VENUE #6: The White Box at 440 Studios

NYC Dates and Supporting Adult Adoptee Voices

Yay! I got my dates for the NYC shows! Please pass this information on to all your folks on the East Coast who should come see the show!

There are six shows – August 10-23rd.
FULL INFORMATION ON FB HERE

Check out the NEW TRAILER of the show here!

FRI 8/10 @ 8:30p
SUN 8/12 @ 7:00p
WED 8/15 @ 8:30p
FRI 8/17 @ 4:00p
SUN 8/19 @ 2:15p
THUR 8/23 @ 5:00p

Tickets go on sale July 20th! TICKET INFO HERE

We have 13 days left on our campaign to get to NYC – we NEED your donation and your help to spread the word! Please check out the kickstarter video and donate what you can!

Thank you so much for all your support and See you in NYC!!

NYC Premiere! Yay! I got IN!!

I’m thrilled to announce that my play “Ungrateful Daughter: One Black Girls story of being adopted into a white family…that aren’t celebrities” will have its NYC Premiere at the 2012 NYC International Fringe Festival in August!! I got in!!! YEEEEEEE! NYC here I come!


I will be posting fundraising, production updates, and the specific show dates as soon as I get all that information!

HUGE HUGE thank you again to ALL of my donors, both individual, organizational and foundations! Huge thank you to the adoptee community who has has my back from the beginning. I could NEVER have gotten this far without your support. Lets DO this!!

Longing: First Movement

in the shadow of this empty birth certificate
I live as (un) blank slate of memory
longing is a pain knowing can cure,
desire for your hand to cover mine

sweet jane
sweet sweet jane doe

something about ghosts living between us
people want to disregard,
silence the voices in their heads
as if they never were

Anyone who’s ever split apart

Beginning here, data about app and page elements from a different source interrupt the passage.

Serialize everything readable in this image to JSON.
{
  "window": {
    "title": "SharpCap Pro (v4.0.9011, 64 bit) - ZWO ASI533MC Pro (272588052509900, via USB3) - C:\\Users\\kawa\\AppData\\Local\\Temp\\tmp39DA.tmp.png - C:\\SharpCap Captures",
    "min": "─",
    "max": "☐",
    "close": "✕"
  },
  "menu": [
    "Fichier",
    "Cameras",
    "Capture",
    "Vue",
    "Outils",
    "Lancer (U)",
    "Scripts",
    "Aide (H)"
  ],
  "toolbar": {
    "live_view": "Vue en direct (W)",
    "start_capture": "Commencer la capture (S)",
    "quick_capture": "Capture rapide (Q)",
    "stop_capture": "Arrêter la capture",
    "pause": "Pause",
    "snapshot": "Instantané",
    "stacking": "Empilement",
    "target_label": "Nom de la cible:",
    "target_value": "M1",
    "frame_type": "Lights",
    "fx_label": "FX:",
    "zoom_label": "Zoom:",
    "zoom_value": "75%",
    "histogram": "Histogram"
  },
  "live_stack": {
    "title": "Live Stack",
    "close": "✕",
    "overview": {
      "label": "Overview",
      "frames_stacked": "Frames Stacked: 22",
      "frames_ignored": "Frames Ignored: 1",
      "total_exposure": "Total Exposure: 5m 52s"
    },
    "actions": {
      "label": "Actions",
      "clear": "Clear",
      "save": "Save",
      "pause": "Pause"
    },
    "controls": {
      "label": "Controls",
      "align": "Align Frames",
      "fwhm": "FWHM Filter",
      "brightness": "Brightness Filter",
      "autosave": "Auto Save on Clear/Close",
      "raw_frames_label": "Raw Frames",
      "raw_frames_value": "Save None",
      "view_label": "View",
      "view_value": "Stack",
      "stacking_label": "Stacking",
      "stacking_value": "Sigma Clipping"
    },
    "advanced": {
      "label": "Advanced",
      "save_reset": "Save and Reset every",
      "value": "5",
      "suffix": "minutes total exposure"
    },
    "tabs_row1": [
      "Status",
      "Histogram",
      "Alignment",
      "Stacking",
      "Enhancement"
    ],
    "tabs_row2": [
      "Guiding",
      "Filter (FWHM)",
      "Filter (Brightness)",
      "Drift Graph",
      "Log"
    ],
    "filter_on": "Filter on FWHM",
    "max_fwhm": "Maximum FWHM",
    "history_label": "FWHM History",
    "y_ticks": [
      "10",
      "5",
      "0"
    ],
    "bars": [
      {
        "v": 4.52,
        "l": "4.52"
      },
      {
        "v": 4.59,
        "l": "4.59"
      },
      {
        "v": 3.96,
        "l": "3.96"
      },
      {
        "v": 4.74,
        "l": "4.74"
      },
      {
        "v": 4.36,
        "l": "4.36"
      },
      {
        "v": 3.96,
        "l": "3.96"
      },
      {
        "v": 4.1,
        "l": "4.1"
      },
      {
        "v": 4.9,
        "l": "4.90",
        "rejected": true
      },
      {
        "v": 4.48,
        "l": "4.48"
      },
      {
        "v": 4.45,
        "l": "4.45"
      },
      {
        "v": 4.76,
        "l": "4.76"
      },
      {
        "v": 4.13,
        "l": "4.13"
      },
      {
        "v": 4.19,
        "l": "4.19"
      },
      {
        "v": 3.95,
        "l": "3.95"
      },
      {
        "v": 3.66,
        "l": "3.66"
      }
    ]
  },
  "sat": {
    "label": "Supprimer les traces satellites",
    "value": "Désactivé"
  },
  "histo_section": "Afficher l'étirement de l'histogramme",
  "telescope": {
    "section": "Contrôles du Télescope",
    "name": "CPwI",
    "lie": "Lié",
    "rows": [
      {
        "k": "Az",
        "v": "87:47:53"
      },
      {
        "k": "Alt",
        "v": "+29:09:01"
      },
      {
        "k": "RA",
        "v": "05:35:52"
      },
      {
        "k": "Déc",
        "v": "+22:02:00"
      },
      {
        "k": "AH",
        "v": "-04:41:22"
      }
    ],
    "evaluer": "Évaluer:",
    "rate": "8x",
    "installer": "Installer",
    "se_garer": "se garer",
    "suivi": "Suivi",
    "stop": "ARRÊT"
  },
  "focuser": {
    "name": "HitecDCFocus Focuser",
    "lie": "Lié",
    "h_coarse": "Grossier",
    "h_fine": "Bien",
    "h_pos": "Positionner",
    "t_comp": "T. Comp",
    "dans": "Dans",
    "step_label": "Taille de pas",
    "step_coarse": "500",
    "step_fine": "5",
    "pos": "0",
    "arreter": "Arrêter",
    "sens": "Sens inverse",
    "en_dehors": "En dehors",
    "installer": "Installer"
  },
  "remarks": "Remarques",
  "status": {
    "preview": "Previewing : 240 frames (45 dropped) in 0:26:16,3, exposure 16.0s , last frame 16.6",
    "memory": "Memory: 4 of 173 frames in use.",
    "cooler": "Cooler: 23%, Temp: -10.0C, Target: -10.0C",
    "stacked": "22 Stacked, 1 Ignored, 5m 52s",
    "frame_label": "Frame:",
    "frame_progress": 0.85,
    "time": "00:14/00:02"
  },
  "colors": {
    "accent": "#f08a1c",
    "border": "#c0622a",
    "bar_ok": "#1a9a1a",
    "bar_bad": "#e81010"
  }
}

this grief can make you forget what they told you
try hard to remember the words
feel them on your tongue
like the name your mother says she picked for you

Anyone who’s ever had a dream

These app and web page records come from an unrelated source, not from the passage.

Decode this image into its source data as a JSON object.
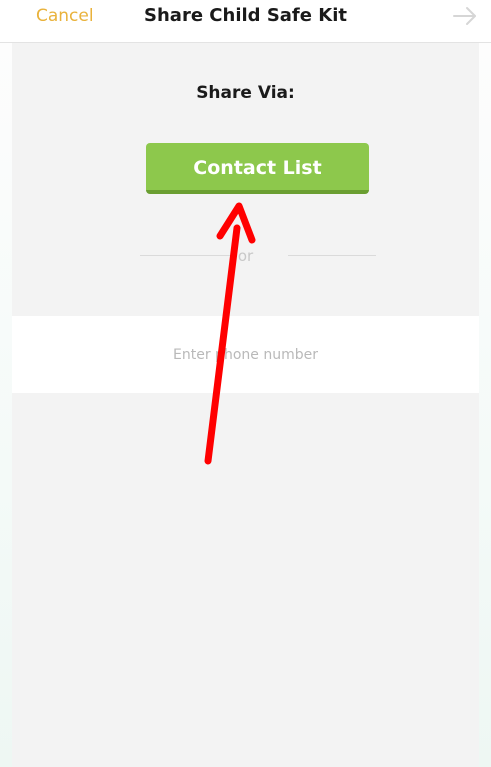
{
  "header": {
    "cancel_label": "Cancel",
    "title": "Share Child Safe Kit",
    "next_icon": "arrow-right-icon"
  },
  "share": {
    "heading": "Share Via:",
    "contact_button_label": "Contact List",
    "divider_text": "or"
  },
  "phone": {
    "placeholder": "Enter phone number",
    "value": ""
  },
  "annotation": {
    "icon": "red-arrow-annotation",
    "color": "#ff0000"
  },
  "colors": {
    "cancel": "#e9b23b",
    "button_green": "#8dc84c",
    "button_shadow": "#6a9e31"
  }
}
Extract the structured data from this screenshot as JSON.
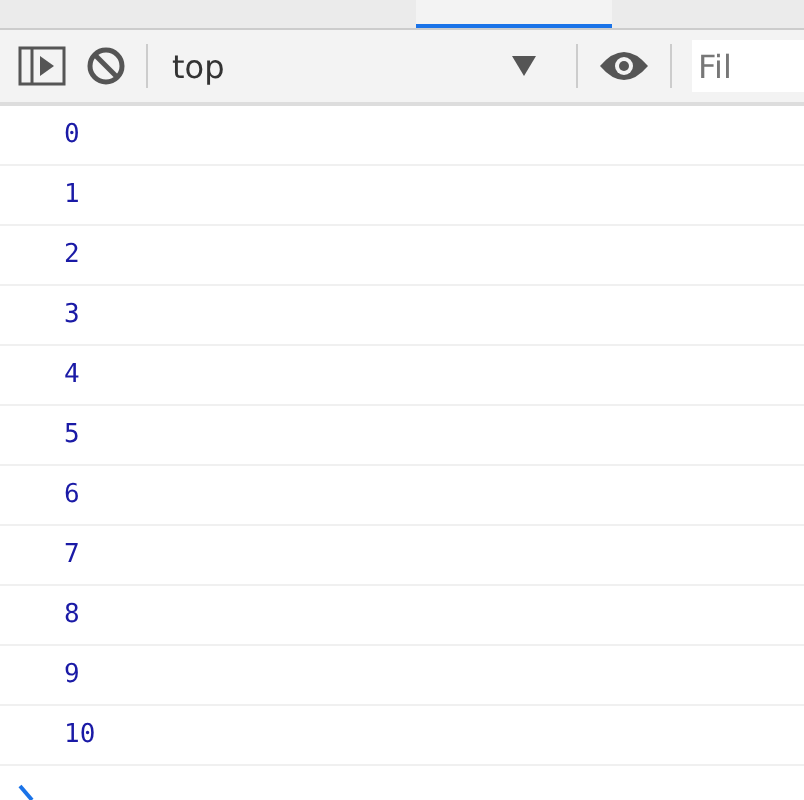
{
  "tabs": [
    {
      "selected": false
    },
    {
      "selected": true
    },
    {
      "selected": false
    }
  ],
  "toolbar": {
    "context": "top",
    "filter": {
      "placeholder": "Fil"
    }
  },
  "console": {
    "messages": [
      "0",
      "1",
      "2",
      "3",
      "4",
      "5",
      "6",
      "7",
      "8",
      "9",
      "10"
    ]
  }
}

I will not cast out my name
even for you, who wish me away
who embroil me in your secrets
entice me to fall into your denial of my body

Anyone who’s ever played a part

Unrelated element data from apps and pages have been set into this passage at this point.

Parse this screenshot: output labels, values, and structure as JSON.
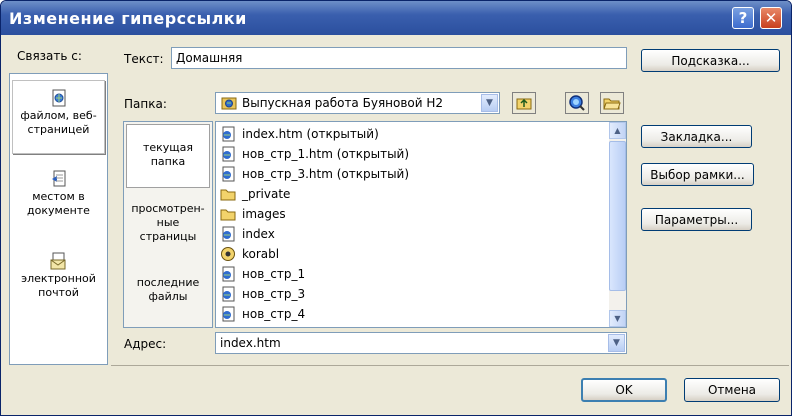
{
  "window": {
    "title": "Изменение гиперссылки"
  },
  "titlebar": {
    "help": "?",
    "close": "✕"
  },
  "link_to": {
    "label": "Связать с:",
    "items": [
      {
        "label_line1": "файлом, веб-",
        "label_line2": "страницей",
        "icon": "globe-page-icon"
      },
      {
        "label_line1": "местом в",
        "label_line2": "документе",
        "icon": "document-place-icon"
      },
      {
        "label_line1": "электронной",
        "label_line2": "почтой",
        "icon": "email-icon"
      }
    ]
  },
  "text_field": {
    "label": "Текст:",
    "value": "Домашняя"
  },
  "tooltip_button": "Подсказка...",
  "folder": {
    "label": "Папка:",
    "value": "Выпускная работа Буяновой Н2"
  },
  "sources": [
    {
      "line1": "текущая",
      "line2": "папка"
    },
    {
      "line1": "просмотрен-",
      "line2": "ные",
      "line3": "страницы"
    },
    {
      "line1": "последние",
      "line2": "файлы"
    }
  ],
  "files": [
    {
      "name": "index.htm (открытый)",
      "icon": "html-file-icon"
    },
    {
      "name": "нов_стр_1.htm (открытый)",
      "icon": "html-file-icon"
    },
    {
      "name": "нов_стр_3.htm (открытый)",
      "icon": "html-file-icon"
    },
    {
      "name": "_private",
      "icon": "folder-icon"
    },
    {
      "name": "images",
      "icon": "folder-icon"
    },
    {
      "name": "index",
      "icon": "html-file-icon"
    },
    {
      "name": "korabl",
      "icon": "media-file-icon"
    },
    {
      "name": "нов_стр_1",
      "icon": "html-file-icon"
    },
    {
      "name": "нов_стр_3",
      "icon": "html-file-icon"
    },
    {
      "name": "нов_стр_4",
      "icon": "html-file-icon"
    }
  ],
  "side_buttons": {
    "bookmark": "Закладка...",
    "frame": "Выбор рамки...",
    "params": "Параметры..."
  },
  "address": {
    "label": "Адрес:",
    "value": "index.htm"
  },
  "footer": {
    "ok": "OK",
    "cancel": "Отмена"
  }
}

this cannot be cured by unknowing
the empty space above your head in family photos
the void position next to you on the family wall
my face in the back of your mind, our fathers obituary

Anyone who’s ever been lonely

I carve my name over and over into my arm
tattooed and cut, mark red and blue
like the cord that ties us together
the death that rips our flesh

Anyone who’s ever split apart

sweet jane
sweet sweet jane doe

“Altar of Unknown” in River, Blood Corn: A Literary Journal

I’m thrilled that I’m featured in the January 2012 issue of River, Blood Corn: A Literary Journal!

I’ve been thinking so much about the incredible resilience of adoptees and fostered people. We move through our lives with so many things that are ‘lost’ or ‘missing’ or ‘absent’. I put those words in parentheticals because the words themselves don’t actually articulate well what it means to have these complete ‘unknowns’ drawn on pieces of our lives. Its not like I feel this ‘loss’ or ‘absence’ in a way that makes me sit around and bitch about it, I feel this loss in a deep, way that expresses itself as longing for something, or sometimes as loneliness, or sometimes as fear, sadness, grief. It is always there, like the impact of skin color or the death of a parent. Sometimes it overwhelms me and other times it is the barest register when someone asks, “where were you born?”. I am thinking about resilience because I think about how heavy this load can become sometimes. This article speaks to a way of reconciliation for my spirit, a way I hold on to accepting, healing and being with these longings.